(Items from an interface collection)
____________________

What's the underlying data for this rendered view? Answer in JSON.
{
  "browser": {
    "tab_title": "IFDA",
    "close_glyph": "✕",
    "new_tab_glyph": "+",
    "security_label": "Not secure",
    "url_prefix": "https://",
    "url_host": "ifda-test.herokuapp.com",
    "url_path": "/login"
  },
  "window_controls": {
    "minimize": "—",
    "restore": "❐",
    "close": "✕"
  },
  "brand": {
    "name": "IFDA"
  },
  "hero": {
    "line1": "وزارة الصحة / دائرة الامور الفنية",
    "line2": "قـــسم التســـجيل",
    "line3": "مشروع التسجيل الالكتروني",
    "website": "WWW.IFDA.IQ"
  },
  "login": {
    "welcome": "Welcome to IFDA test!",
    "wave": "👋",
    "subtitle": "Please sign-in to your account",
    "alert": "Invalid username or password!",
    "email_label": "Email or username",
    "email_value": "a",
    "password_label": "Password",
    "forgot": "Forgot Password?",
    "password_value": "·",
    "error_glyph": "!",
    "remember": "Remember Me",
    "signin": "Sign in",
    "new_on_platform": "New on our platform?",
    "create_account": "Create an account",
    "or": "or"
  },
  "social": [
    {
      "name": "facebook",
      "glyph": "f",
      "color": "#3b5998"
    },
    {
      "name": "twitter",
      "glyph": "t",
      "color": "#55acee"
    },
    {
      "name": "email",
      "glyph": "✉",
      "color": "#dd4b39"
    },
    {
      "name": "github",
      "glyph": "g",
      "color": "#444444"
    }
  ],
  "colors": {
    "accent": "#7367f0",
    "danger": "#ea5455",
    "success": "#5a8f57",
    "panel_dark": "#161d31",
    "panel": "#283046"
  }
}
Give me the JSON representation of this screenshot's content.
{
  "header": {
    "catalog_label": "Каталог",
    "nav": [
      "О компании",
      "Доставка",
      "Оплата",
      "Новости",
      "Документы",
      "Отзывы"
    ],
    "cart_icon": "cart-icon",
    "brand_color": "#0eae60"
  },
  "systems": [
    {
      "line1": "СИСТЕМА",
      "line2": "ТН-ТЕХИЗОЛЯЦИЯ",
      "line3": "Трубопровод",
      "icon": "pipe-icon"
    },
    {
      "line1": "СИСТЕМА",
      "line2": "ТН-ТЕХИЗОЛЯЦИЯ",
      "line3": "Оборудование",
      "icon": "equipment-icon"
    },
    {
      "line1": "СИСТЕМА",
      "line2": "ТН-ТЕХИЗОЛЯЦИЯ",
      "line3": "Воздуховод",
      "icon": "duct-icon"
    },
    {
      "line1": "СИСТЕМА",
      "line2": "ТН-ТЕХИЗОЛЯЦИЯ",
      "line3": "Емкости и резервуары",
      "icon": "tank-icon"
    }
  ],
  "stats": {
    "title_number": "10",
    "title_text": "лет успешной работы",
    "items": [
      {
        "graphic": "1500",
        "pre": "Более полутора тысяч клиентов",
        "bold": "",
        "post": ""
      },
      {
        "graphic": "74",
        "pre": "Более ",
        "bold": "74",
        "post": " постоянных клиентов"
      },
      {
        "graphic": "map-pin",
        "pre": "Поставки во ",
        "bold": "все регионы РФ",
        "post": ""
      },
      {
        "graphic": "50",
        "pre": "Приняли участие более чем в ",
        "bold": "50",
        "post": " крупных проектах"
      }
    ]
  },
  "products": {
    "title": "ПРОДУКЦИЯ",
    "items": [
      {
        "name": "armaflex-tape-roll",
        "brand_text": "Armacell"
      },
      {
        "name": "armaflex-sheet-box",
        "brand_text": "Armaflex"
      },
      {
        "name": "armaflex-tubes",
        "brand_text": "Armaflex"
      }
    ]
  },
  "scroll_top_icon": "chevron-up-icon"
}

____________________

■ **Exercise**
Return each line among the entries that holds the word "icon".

■ **Your solution**
    "cart_icon": "cart-icon",
      "icon": "pipe-icon"
      "icon": "equipment-icon"
      "icon": "duct-icon"
      "icon": "tank-icon"
  "scroll_top_icon": "chevron-up-icon"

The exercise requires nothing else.